In these very same years, the Resettlement Administration, later the Farm Security Administration (FSA), hired some of the country’s most talented photographers to document the plight of everyday Americans and the government’s role in assisting them. For all intents and purposes, the project yielded the photographs that comprise the indelible national image bank of the Great Depression. Like the Index of American Design, FSA photographers followed detailed and prescriptive instructions, or “shooting scripts,” to capture specific subjects such as “needy families” and a “crowd going to or coming from church.” Photographers, such as Walker Evans, Dorothea Lange, Russell Lee, and Arthur Rothstein (Figure 2), also focused on elements of an American vernacular, including hand-painted signs, scrawled graffiti, advertisements, city streets, and transportation. Their images of the everyday world and ordinary citizens collectively represent an attempt to define the American character through photographs.
These objects and images of everyday life inspired a new range of collectors—both individual and institutional—who shaped a more expansive vision of American art.

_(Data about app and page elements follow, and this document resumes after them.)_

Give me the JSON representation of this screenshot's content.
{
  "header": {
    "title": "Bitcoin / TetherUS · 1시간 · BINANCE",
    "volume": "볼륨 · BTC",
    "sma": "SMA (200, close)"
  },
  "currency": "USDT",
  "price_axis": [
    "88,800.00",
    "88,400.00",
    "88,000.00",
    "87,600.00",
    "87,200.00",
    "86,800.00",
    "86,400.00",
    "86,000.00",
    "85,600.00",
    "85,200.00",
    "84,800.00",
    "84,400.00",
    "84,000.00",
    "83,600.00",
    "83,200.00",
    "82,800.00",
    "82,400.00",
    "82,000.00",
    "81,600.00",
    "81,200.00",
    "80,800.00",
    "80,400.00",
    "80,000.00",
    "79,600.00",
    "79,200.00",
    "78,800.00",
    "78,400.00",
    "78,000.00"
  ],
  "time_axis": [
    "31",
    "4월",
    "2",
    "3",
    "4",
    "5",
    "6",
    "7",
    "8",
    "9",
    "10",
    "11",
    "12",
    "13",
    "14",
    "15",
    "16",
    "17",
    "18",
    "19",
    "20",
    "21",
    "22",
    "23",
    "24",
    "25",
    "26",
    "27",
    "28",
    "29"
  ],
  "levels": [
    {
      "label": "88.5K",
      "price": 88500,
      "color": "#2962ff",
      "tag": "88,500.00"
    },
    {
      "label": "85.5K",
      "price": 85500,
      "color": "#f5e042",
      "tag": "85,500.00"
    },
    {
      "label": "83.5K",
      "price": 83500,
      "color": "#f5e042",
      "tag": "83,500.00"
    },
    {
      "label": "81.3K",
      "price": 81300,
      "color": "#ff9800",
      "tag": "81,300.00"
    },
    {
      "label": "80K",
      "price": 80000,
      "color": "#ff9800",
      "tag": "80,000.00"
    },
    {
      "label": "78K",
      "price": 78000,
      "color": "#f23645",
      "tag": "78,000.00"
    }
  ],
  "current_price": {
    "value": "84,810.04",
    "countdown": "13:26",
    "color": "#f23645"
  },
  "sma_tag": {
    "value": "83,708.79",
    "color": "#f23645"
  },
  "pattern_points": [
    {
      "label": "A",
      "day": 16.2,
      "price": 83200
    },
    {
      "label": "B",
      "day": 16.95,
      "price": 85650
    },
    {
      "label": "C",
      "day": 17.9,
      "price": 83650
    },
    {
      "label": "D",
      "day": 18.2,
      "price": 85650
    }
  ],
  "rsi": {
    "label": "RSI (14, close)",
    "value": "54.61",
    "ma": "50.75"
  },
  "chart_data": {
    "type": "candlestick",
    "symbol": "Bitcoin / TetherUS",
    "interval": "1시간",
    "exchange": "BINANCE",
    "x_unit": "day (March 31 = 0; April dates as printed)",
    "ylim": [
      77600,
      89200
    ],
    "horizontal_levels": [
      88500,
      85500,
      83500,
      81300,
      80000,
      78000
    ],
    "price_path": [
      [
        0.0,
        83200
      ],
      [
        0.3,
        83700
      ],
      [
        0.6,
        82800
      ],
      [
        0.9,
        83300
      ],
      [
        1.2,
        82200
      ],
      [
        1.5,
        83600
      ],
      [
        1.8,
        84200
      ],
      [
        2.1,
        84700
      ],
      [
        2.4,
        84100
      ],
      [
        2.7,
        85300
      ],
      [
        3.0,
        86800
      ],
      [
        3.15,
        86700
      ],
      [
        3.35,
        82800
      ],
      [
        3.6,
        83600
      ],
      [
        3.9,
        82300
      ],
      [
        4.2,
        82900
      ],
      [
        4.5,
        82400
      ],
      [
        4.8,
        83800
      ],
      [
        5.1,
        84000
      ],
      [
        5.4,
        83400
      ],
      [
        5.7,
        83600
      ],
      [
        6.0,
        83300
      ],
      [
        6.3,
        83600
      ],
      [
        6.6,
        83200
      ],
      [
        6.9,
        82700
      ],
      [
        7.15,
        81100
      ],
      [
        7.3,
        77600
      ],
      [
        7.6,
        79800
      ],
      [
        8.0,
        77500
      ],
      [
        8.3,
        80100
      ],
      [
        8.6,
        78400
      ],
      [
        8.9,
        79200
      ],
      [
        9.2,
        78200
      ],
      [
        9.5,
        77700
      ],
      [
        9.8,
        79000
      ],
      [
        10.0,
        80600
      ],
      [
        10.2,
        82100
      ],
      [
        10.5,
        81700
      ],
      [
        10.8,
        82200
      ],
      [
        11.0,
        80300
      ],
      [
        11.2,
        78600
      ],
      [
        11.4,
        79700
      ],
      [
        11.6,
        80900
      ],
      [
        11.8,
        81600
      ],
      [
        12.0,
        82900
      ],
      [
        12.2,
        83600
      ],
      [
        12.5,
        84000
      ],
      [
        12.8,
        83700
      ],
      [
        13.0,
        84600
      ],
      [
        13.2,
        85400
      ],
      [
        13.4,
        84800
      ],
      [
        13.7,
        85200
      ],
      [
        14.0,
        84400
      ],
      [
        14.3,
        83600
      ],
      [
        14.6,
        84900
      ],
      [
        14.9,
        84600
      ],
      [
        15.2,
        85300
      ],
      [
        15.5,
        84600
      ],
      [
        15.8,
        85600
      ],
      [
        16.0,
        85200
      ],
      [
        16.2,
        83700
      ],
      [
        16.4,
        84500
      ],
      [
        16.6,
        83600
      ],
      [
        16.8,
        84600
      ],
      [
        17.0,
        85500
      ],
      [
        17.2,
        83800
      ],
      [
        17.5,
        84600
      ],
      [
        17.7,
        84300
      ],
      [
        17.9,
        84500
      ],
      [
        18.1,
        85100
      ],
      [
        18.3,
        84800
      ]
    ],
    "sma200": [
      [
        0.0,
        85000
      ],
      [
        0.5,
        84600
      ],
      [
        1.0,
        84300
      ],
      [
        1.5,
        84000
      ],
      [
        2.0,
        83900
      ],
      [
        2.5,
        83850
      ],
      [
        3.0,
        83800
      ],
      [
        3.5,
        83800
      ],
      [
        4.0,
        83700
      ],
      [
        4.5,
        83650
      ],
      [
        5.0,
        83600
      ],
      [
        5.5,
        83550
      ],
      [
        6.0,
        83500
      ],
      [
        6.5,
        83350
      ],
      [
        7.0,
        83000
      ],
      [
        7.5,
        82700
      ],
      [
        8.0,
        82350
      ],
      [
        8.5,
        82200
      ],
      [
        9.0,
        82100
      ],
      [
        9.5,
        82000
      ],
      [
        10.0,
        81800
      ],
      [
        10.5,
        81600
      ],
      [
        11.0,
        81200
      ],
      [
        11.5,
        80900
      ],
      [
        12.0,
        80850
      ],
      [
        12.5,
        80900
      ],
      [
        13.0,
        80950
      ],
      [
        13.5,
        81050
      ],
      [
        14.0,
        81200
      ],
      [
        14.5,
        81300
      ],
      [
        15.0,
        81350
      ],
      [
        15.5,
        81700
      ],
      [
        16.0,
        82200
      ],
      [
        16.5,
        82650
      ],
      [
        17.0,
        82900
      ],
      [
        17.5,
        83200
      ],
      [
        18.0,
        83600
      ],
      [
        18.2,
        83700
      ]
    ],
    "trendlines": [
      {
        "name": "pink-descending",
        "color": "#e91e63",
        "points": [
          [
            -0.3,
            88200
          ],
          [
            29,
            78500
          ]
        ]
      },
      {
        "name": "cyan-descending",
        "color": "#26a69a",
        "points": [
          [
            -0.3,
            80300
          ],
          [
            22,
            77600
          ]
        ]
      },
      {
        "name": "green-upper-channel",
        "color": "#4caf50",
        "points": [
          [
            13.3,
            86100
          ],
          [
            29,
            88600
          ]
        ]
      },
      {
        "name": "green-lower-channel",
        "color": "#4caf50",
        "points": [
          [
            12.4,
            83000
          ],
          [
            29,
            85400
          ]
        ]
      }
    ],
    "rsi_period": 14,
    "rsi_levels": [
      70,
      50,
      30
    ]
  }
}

Exhibitions of folk art and documentary photography did not take place with any regularity before the 1930s. The synchronous acceptance of these art forms within institutions was rooted in shared ideologies of national pride and the desire to articulate America’s creative past as a means to inspire contemporary artistic production.
At the Art Institute, a collection of American vernacular arts was born from folk art enthusiasts actively acquiring in the 1930s. In 1938, for instance, museum trustee Robert Allerton purchased a pair of pendant portraits by Jonas Welch Holman now in the Art Institute’s collection (Figures 3 & 4) from Edith Halpert’s American Folk Art Gallery. Massachusetts collectors Bernard and Margaret Behrend amassed an extensive group of 17th- and 18th-century New England decorative arts throughout the 1920s and 1930s. Many of these works went on view at the Art Institute as part of a 1945 loan exhibition, The Craft Tradition in American Household Art (Figure 5), before entering the collection in 1946 (Figure 6). Likewise, Elizabeth Vaughan purchased early American furniture, textiles, silhouettes, and other objects (Fig. 7) in the 1930s and 1940s, bequeathing her collection to the Art Institute in 1950. Photography + Folk Art establishes a dialogue between the introduction of folk art within public collections and the simultaneous institutional embrace of documentary photography. Folk arts stand as vibrant and dynamic examples of American ingenuity, and documentary photography—particularly that of Walker Evans (Figure 8), Berenice Abbott, and Dorothea Lange—as a new art form emblematic of modern American character and vitality.
“Photography & Folk Art: Looking for America in the 1930s” opens September 21, 2019, and runs through January 19, 2020. This exhibition is supported by Vicki and Tom Horwich.
1 Federal Art Project. “Supplement No 1 to the Federal Art Project Manual: Instruction for Index of American Design.” Washington, D.C.: Federal Art Project, January 1936.
2 United States Resettlement Administration. Letter from Edwin Locke to Arthur Rothstein, 1936. Photograph. https://www.loc.gov/item/2018645764/.